Given entries section start

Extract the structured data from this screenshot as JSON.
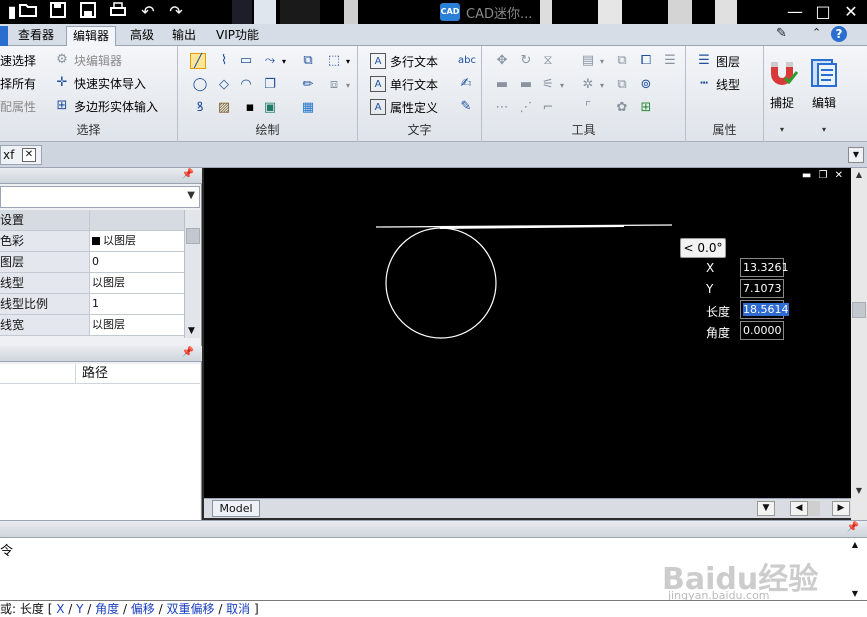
{
  "title_bar": {
    "app_badge": "CAD",
    "title": "CAD迷你...",
    "icons": [
      "open-folder-icon",
      "save-icon",
      "save-as-icon",
      "print-icon",
      "undo-icon",
      "redo-icon"
    ],
    "window_controls": [
      "minimize-icon",
      "maximize-icon",
      "close-icon"
    ]
  },
  "menu": {
    "tabs": [
      "查看器",
      "编辑器",
      "高级",
      "输出",
      "VIP功能"
    ],
    "active_tab": "编辑器",
    "help_label": "?"
  },
  "ribbon": {
    "select_group": {
      "label": "选择",
      "items": [
        "速选择",
        "择所有",
        "配属性",
        "块编辑器",
        "快速实体导入",
        "多边形实体输入"
      ]
    },
    "draw_group": {
      "label": "绘制"
    },
    "text_group": {
      "label": "文字",
      "items": [
        "多行文本",
        "单行文本",
        "属性定义"
      ]
    },
    "tools_group": {
      "label": "工具"
    },
    "props_group": {
      "label": "属性",
      "items": [
        "图层",
        "线型"
      ]
    },
    "big_buttons": [
      "捕捉",
      "编辑"
    ]
  },
  "doc_tab": {
    "label": "xf",
    "close": "✕"
  },
  "properties": {
    "rows": [
      {
        "key": "设置",
        "value": ""
      },
      {
        "key": "色彩",
        "value": "以图层",
        "swatch": true
      },
      {
        "key": "图层",
        "value": "0"
      },
      {
        "key": "线型",
        "value": "以图层"
      },
      {
        "key": "线型比例",
        "value": "1"
      },
      {
        "key": "线宽",
        "value": "以图层"
      }
    ],
    "list_header": {
      "col1": "",
      "col2": "路径"
    }
  },
  "canvas": {
    "angle_tooltip": "< 0.0°",
    "fields": [
      {
        "label": "X",
        "value": "13.3261"
      },
      {
        "label": "Y",
        "value": "7.1073"
      },
      {
        "label": "长度",
        "value": "18.5614",
        "selected": true
      },
      {
        "label": "角度",
        "value": "0.0000"
      }
    ],
    "model_tab": "Model"
  },
  "command": {
    "history_line": "令",
    "watermark": "Baidu经验",
    "watermark_sub": "jingyan.baidu.com",
    "prompt_prefix": "或: 长度",
    "options": [
      "X",
      "Y",
      "角度",
      "偏移",
      "双重偏移",
      "取消"
    ]
  }
}
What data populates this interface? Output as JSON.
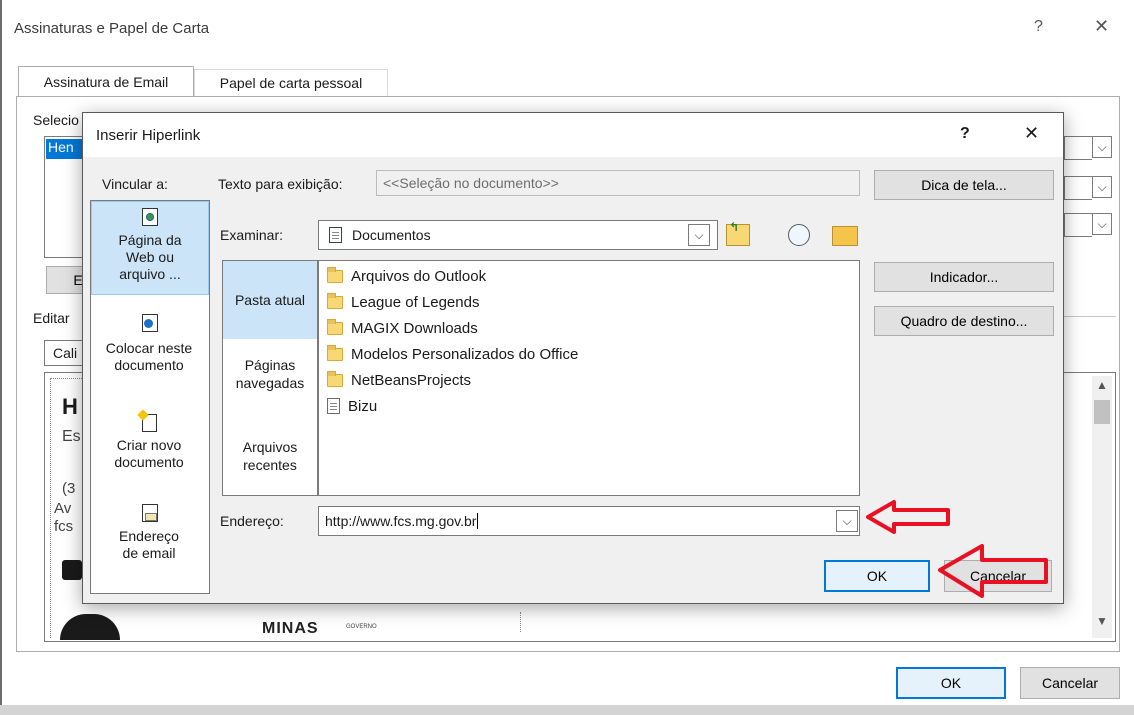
{
  "outer": {
    "title": "Assinaturas e Papel de Carta",
    "help": "?",
    "close": "✕",
    "tabs": [
      "Assinatura de Email",
      "Papel de carta pessoal"
    ],
    "partial_select_label": "Selecio",
    "partial_list_item": "Hen",
    "partial_edit_label": "Editar",
    "partial_font": "Cali",
    "partial_button": "E",
    "partial_body_lines": [
      "H",
      "Es",
      "(3",
      "Av",
      "fcs"
    ],
    "ok": "OK",
    "cancel": "Cancelar",
    "logo_text": "MINAS",
    "logo_small": "GOVERNO"
  },
  "dialog": {
    "title": "Inserir Hiperlink",
    "help": "?",
    "close": "✕",
    "link_to_label": "Vincular a:",
    "link_options": [
      {
        "icon": "web-page-icon",
        "label": "Página da Web ou arquivo ..."
      },
      {
        "icon": "place-in-document-icon",
        "label": "Colocar neste documento"
      },
      {
        "icon": "new-document-icon",
        "label": "Criar novo documento"
      },
      {
        "icon": "email-address-icon",
        "label": "Endereço de email"
      }
    ],
    "display_text_label": "Texto para exibição:",
    "display_text_value": "<<Seleção no documento>>",
    "screen_tip_button": "Dica de tela...",
    "look_in_label": "Examinar:",
    "look_in_value": "Documentos",
    "scopes": [
      "Pasta atual",
      "Páginas navegadas",
      "Arquivos recentes"
    ],
    "files": [
      {
        "type": "folder",
        "name": "Arquivos do Outlook"
      },
      {
        "type": "folder",
        "name": "League of Legends"
      },
      {
        "type": "folder",
        "name": "MAGIX Downloads"
      },
      {
        "type": "folder",
        "name": "Modelos Personalizados do Office"
      },
      {
        "type": "folder",
        "name": "NetBeansProjects"
      },
      {
        "type": "file",
        "name": "Bizu"
      }
    ],
    "bookmark_button": "Indicador...",
    "target_frame_button": "Quadro de destino...",
    "address_label": "Endereço:",
    "address_value": "http://www.fcs.mg.gov.br",
    "ok": "OK",
    "cancel": "Cancelar"
  },
  "colors": {
    "accent": "#0078d7",
    "selected_bg": "#cce4f7",
    "annotation_arrow": "#e81123"
  }
}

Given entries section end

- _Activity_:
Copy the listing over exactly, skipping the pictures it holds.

- _Exercise answer_:
Extract the structured data from this screenshot as JSON.
{
  "title_bar": {
    "app_badge": "CAD",
    "title": "CAD迷你...",
    "icons": [
      "open-folder-icon",
      "save-icon",
      "save-as-icon",
      "print-icon",
      "undo-icon",
      "redo-icon"
    ],
    "window_controls": [
      "minimize-icon",
      "maximize-icon",
      "close-icon"
    ]
  },
  "menu": {
    "tabs": [
      "查看器",
      "编辑器",
      "高级",
      "输出",
      "VIP功能"
    ],
    "active_tab": "编辑器",
    "help_label": "?"
  },
  "ribbon": {
    "select_group": {
      "label": "选择",
      "items": [
        "速选择",
        "择所有",
        "配属性",
        "块编辑器",
        "快速实体导入",
        "多边形实体输入"
      ]
    },
    "draw_group": {
      "label": "绘制"
    },
    "text_group": {
      "label": "文字",
      "items": [
        "多行文本",
        "单行文本",
        "属性定义"
      ]
    },
    "tools_group": {
      "label": "工具"
    },
    "props_group": {
      "label": "属性",
      "items": [
        "图层",
        "线型"
      ]
    },
    "big_buttons": [
      "捕捉",
      "编辑"
    ]
  },
  "doc_tab": {
    "label": "xf",
    "close": "✕"
  },
  "properties": {
    "rows": [
      {
        "key": "设置",
        "value": ""
      },
      {
        "key": "色彩",
        "value": "以图层",
        "swatch": true
      },
      {
        "key": "图层",
        "value": "0"
      },
      {
        "key": "线型",
        "value": "以图层"
      },
      {
        "key": "线型比例",
        "value": "1"
      },
      {
        "key": "线宽",
        "value": "以图层"
      }
    ],
    "list_header": {
      "col1": "",
      "col2": "路径"
    }
  },
  "canvas": {
    "angle_tooltip": "< 0.0°",
    "fields": [
      {
        "label": "X",
        "value": "13.3261"
      },
      {
        "label": "Y",
        "value": "7.1073"
      },
      {
        "label": "长度",
        "value": "18.5614",
        "selected": true
      },
      {
        "label": "角度",
        "value": "0.0000"
      }
    ],
    "model_tab": "Model"
  },
  "command": {
    "history_line": "令",
    "watermark": "Baidu经验",
    "watermark_sub": "jingyan.baidu.com",
    "prompt_prefix": "或: 长度",
    "options": [
      "X",
      "Y",
      "角度",
      "偏移",
      "双重偏移",
      "取消"
    ]
  }
}
What data populates this interface? Output as JSON.
{
  "outer": {
    "title": "Assinaturas e Papel de Carta",
    "help": "?",
    "close": "✕",
    "tabs": [
      "Assinatura de Email",
      "Papel de carta pessoal"
    ],
    "partial_select_label": "Selecio",
    "partial_list_item": "Hen",
    "partial_edit_label": "Editar",
    "partial_font": "Cali",
    "partial_button": "E",
    "partial_body_lines": [
      "H",
      "Es",
      "(3",
      "Av",
      "fcs"
    ],
    "ok": "OK",
    "cancel": "Cancelar",
    "logo_text": "MINAS",
    "logo_small": "GOVERNO"
  },
  "dialog": {
    "title": "Inserir Hiperlink",
    "help": "?",
    "close": "✕",
    "link_to_label": "Vincular a:",
    "link_options": [
      {
        "icon": "web-page-icon",
        "label": "Página da Web ou arquivo ..."
      },
      {
        "icon": "place-in-document-icon",
        "label": "Colocar neste documento"
      },
      {
        "icon": "new-document-icon",
        "label": "Criar novo documento"
      },
      {
        "icon": "email-address-icon",
        "label": "Endereço de email"
      }
    ],
    "display_text_label": "Texto para exibição:",
    "display_text_value": "<<Seleção no documento>>",
    "screen_tip_button": "Dica de tela...",
    "look_in_label": "Examinar:",
    "look_in_value": "Documentos",
    "scopes": [
      "Pasta atual",
      "Páginas navegadas",
      "Arquivos recentes"
    ],
    "files": [
      {
        "type": "folder",
        "name": "Arquivos do Outlook"
      },
      {
        "type": "folder",
        "name": "League of Legends"
      },
      {
        "type": "folder",
        "name": "MAGIX Downloads"
      },
      {
        "type": "folder",
        "name": "Modelos Personalizados do Office"
      },
      {
        "type": "folder",
        "name": "NetBeansProjects"
      },
      {
        "type": "file",
        "name": "Bizu"
      }
    ],
    "bookmark_button": "Indicador...",
    "target_frame_button": "Quadro de destino...",
    "address_label": "Endereço:",
    "address_value": "http://www.fcs.mg.gov.br",
    "ok": "OK",
    "cancel": "Cancelar"
  },
  "colors": {
    "accent": "#0078d7",
    "selected_bg": "#cce4f7",
    "annotation_arrow": "#e81123"
  }
}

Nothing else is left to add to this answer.